_Work to be completed_
Answer with the number of lines in the listing below that contain the word "true", and nothing else.

_Input material_

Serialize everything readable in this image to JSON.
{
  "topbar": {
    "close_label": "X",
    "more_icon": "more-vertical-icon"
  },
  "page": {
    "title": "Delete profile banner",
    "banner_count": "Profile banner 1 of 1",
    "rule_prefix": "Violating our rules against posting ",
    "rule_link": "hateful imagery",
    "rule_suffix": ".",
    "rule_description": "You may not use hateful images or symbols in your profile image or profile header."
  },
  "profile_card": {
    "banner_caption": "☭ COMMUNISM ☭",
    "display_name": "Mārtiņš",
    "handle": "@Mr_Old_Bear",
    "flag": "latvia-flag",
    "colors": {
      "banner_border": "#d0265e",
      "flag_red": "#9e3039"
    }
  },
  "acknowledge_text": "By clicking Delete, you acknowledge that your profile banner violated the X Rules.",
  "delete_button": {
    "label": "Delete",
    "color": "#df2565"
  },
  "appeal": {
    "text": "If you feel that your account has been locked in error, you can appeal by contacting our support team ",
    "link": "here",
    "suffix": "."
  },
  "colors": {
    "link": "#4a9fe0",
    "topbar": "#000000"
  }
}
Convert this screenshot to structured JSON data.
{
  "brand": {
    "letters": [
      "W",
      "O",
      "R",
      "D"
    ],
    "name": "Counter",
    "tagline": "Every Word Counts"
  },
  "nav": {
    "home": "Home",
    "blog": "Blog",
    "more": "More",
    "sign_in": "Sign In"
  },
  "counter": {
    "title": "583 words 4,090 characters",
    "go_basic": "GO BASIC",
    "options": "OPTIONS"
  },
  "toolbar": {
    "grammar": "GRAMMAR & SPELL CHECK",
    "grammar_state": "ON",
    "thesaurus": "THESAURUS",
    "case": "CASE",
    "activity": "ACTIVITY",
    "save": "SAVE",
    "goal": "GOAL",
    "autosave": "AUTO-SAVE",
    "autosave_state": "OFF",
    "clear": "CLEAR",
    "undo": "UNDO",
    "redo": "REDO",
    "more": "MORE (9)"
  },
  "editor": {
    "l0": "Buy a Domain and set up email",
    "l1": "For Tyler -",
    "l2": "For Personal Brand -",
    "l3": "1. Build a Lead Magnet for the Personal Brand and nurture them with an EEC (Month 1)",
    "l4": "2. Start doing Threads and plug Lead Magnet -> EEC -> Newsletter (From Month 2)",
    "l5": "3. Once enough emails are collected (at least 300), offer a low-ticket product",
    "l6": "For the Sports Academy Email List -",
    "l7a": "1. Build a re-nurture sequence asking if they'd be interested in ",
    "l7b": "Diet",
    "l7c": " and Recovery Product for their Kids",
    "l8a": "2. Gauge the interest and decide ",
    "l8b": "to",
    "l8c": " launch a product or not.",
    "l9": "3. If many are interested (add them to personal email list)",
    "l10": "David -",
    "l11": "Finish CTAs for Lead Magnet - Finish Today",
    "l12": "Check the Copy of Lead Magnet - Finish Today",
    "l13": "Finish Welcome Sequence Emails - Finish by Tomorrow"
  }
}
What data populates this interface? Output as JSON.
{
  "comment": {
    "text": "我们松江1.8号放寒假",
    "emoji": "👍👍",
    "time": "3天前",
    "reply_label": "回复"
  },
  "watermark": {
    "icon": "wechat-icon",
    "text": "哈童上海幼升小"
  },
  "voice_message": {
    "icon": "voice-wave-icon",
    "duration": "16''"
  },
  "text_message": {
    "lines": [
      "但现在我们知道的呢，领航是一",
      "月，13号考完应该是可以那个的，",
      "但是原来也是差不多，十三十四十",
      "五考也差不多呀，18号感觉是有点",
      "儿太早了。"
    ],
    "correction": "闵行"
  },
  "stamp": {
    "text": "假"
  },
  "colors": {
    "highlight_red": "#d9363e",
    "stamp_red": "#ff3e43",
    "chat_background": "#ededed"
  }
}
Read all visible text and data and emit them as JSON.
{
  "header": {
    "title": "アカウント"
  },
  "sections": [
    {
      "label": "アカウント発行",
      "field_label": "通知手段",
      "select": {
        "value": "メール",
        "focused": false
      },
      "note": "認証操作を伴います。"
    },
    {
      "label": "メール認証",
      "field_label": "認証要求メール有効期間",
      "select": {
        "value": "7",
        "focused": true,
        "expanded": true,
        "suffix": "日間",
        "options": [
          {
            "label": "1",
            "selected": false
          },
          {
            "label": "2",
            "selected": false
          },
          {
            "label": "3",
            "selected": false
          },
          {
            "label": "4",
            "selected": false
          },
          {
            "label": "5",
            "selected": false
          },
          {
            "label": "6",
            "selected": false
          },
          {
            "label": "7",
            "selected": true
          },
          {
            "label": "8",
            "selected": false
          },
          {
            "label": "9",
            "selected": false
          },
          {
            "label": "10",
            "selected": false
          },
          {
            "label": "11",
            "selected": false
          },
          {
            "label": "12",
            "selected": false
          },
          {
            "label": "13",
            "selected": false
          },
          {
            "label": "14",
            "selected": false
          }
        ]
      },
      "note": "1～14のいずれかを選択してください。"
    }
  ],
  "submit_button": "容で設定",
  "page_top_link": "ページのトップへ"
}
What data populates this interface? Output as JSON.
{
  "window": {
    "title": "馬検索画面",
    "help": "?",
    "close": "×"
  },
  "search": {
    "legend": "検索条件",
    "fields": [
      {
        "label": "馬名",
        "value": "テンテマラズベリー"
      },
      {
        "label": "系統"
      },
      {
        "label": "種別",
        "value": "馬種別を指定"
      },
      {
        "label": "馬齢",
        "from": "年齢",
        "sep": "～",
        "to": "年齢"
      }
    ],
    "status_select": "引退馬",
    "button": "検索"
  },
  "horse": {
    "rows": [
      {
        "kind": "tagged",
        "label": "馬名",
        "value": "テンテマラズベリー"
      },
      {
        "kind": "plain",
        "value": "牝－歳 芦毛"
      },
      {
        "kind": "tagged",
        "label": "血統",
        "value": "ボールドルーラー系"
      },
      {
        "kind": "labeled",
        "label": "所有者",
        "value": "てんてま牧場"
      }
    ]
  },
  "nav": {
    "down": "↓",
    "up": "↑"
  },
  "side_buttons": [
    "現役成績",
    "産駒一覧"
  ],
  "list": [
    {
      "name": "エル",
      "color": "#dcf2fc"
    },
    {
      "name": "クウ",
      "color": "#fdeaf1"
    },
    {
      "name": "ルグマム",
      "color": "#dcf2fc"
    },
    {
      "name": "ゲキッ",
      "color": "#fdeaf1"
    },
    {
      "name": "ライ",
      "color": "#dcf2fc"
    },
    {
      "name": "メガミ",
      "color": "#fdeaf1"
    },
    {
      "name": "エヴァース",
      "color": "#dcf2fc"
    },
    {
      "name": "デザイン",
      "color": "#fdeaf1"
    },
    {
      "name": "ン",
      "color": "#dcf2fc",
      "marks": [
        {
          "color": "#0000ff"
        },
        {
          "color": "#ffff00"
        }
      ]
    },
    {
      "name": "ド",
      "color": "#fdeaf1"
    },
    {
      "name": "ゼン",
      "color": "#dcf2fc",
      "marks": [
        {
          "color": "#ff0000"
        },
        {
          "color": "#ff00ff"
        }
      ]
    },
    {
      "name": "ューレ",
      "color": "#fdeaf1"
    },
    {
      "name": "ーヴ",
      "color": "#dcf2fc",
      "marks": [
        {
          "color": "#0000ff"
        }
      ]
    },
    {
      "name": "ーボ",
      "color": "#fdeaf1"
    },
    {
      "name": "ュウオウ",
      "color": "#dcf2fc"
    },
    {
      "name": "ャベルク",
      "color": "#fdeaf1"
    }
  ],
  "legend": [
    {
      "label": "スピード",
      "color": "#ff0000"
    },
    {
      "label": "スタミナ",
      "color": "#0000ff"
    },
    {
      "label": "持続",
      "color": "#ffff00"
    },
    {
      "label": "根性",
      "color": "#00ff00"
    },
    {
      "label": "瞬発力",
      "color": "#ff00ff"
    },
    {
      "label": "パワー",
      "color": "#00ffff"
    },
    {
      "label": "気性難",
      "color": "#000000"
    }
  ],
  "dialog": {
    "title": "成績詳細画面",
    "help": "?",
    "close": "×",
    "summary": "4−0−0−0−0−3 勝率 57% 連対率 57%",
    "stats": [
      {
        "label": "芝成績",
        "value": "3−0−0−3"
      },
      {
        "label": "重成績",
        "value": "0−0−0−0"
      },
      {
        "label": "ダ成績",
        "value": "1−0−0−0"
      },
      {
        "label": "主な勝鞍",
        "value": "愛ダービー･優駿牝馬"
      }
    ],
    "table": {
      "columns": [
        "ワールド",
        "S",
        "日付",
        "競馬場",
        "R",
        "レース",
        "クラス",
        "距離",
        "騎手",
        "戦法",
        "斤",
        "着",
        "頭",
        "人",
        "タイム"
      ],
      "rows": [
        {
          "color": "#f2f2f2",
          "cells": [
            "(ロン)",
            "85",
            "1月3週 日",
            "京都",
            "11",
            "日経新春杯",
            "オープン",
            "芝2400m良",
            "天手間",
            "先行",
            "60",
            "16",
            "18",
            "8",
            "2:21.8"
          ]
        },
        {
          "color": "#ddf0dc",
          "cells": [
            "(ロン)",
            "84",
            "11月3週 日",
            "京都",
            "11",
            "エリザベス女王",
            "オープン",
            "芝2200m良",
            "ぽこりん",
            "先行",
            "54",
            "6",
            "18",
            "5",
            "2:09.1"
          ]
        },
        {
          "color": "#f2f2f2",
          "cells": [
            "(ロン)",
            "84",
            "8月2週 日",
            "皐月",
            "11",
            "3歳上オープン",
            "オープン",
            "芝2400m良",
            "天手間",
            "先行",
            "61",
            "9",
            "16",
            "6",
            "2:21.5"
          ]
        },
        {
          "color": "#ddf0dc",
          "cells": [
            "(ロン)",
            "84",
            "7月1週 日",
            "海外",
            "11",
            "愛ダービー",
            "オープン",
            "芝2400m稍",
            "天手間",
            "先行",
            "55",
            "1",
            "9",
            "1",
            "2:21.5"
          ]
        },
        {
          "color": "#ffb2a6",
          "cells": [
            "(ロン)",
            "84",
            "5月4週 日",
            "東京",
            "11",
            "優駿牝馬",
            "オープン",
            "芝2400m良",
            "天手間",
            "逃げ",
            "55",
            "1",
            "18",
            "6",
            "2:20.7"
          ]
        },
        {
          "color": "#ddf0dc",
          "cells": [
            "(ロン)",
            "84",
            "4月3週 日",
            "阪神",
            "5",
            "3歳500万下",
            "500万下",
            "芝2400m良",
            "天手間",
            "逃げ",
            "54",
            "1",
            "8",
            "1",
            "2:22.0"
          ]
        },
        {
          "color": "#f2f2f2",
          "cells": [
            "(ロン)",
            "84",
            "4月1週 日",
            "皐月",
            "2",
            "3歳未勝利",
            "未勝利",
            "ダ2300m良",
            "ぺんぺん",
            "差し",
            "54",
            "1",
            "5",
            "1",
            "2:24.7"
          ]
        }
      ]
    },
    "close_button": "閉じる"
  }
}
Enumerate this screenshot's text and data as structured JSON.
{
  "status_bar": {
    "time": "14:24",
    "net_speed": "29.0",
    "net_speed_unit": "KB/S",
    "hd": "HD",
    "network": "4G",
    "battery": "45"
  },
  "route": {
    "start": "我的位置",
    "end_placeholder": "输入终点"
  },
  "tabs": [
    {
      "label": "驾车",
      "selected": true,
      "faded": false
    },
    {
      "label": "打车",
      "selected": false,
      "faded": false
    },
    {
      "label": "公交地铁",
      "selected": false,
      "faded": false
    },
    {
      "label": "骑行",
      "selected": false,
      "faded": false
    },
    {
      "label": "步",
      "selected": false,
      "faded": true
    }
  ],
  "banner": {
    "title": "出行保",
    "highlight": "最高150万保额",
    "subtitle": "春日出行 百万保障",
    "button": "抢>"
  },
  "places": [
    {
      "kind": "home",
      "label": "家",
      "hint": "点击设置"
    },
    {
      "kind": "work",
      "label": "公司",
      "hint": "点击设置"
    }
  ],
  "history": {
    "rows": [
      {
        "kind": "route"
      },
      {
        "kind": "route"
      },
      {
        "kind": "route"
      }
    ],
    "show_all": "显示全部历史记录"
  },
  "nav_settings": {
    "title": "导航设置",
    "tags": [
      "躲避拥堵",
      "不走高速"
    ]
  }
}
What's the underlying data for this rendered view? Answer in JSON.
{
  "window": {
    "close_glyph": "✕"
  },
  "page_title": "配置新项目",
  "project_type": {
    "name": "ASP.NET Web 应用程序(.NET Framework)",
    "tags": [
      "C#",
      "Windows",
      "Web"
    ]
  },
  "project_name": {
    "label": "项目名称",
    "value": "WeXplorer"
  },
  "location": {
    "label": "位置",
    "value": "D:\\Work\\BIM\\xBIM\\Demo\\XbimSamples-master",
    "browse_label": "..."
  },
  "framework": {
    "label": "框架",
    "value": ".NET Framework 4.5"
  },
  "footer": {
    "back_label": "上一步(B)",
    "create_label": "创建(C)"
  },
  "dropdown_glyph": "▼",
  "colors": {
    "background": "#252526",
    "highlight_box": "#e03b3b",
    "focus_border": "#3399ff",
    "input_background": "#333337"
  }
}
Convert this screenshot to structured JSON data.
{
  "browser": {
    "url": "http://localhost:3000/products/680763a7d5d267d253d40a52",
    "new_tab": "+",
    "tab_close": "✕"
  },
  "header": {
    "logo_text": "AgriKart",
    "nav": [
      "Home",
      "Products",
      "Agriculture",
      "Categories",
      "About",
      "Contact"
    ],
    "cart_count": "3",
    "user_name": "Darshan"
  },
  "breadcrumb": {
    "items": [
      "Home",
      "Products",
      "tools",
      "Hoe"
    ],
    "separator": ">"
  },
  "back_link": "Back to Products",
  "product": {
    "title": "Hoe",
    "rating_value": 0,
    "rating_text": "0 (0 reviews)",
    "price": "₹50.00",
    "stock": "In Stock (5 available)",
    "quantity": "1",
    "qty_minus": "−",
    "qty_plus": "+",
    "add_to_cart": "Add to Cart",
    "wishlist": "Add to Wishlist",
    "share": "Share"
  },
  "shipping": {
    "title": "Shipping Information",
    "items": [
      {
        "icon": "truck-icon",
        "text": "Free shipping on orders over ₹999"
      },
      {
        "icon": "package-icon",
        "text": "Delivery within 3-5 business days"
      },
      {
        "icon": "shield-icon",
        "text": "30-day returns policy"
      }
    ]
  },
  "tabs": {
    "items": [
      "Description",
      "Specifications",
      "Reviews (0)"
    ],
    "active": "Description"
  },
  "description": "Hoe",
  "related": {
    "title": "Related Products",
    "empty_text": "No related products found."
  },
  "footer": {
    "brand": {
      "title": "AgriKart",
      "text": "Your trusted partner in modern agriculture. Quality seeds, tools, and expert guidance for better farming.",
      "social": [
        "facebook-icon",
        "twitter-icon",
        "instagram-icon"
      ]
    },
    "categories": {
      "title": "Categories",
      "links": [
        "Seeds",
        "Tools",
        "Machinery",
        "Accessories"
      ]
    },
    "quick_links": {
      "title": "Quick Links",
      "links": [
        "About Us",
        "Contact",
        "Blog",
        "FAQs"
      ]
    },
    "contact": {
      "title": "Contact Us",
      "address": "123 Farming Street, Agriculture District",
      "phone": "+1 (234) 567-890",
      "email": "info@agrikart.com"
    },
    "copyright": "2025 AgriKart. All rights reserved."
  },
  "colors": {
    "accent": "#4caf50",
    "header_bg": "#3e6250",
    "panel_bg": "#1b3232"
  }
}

_Written solution_
5